Anyone who works in a field related to computer software, ends up running a bunch of CLI (command line interface) commands pretty often. The longer you stay in the field, the larger is your command set. With new systems being invented everyday, the complexity of commands being run is also increasing. Day by day, I am finding myself running more and more complex commands. That’s when I decided I need something to manage these commands for me. Shell history is great, but it is not portable and reliable. So, I have built pin, a portable commands organizer. Pin is available for use at In this post, I’ll go over some of the key design choices I made while building this tool.

A quick emacs+cscope hack for broken symlinks

I use cscope in emacs as my primary code browsing tool for Linux kernel development. However, I started to get annoyed by cscope errors for broken symlinks. What is happening is that during the Linux kernel build process, a few symlinks get created which are not needed once the kernel is built. I presume that the build tooling doesn’t clean up these symlinks after they are removed and that confuses the cscope program. This results in the following annoying messages when I try to lookup definition or text or anything:
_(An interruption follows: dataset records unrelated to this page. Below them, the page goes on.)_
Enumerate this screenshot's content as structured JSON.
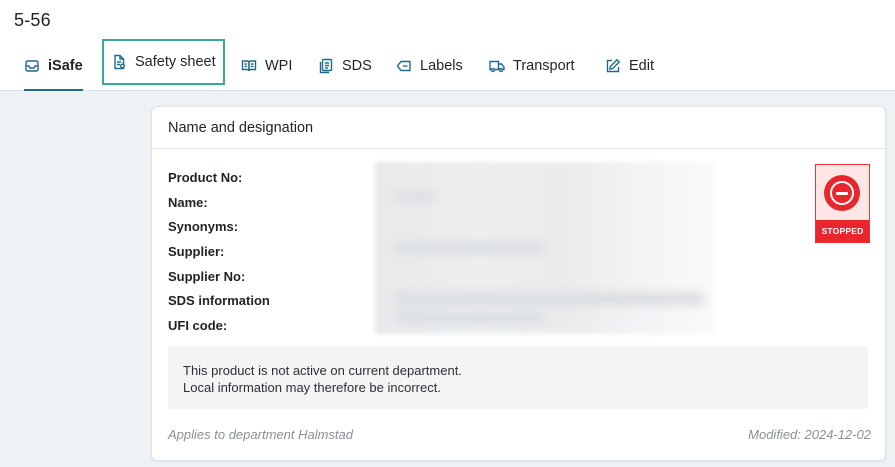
{
  "page": {
    "title": "5-56"
  },
  "tabs": [
    {
      "label": "iSafe",
      "icon": "box-icon",
      "active": true
    },
    {
      "label": "Safety sheet",
      "icon": "document-icon",
      "highlighted": true
    },
    {
      "label": "WPI",
      "icon": "book-icon"
    },
    {
      "label": "SDS",
      "icon": "files-icon"
    },
    {
      "label": "Labels",
      "icon": "label-icon"
    },
    {
      "label": "Transport",
      "icon": "truck-icon"
    },
    {
      "label": "Edit",
      "icon": "edit-icon"
    }
  ],
  "card": {
    "title": "Name and designation",
    "fields": [
      {
        "label": "Product No:"
      },
      {
        "label": "Name:"
      },
      {
        "label": "Synonyms:"
      },
      {
        "label": "Supplier:"
      },
      {
        "label": "Supplier No:"
      },
      {
        "label": "SDS information"
      },
      {
        "label": "UFI code:"
      }
    ],
    "status_badge": {
      "label": "STOPPED",
      "color": "#e8262b"
    },
    "notice": {
      "line1": "This product is not active on current department.",
      "line2": "Local information may therefore be incorrect."
    },
    "footer": {
      "applies_to": "Applies to department Halmstad",
      "modified": "Modified: 2024-12-02"
    }
  },
  "colors": {
    "accent": "#1e6b8f",
    "highlight_outline": "#3aa899",
    "background": "#eef2f5"
  }
}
Personal website with password protection

After numerous attempts at finding a cheap and easy solution to making a password protected static website, I finally have settled my mind on one! Before going over the solution let me go over the requirements that I had in my mind for the website:

Writing song chords in markdown

I often struggled to keep chords for songs I played in a handy place. For a couple of years I have been maintaining chords in a Google Doc. Given the forgetful person that I’m, storing all the chords in one place has come as a blessing. Having all the chords in one place has helped me to be more organized about my music. It has helped me collaborate better with other musicians.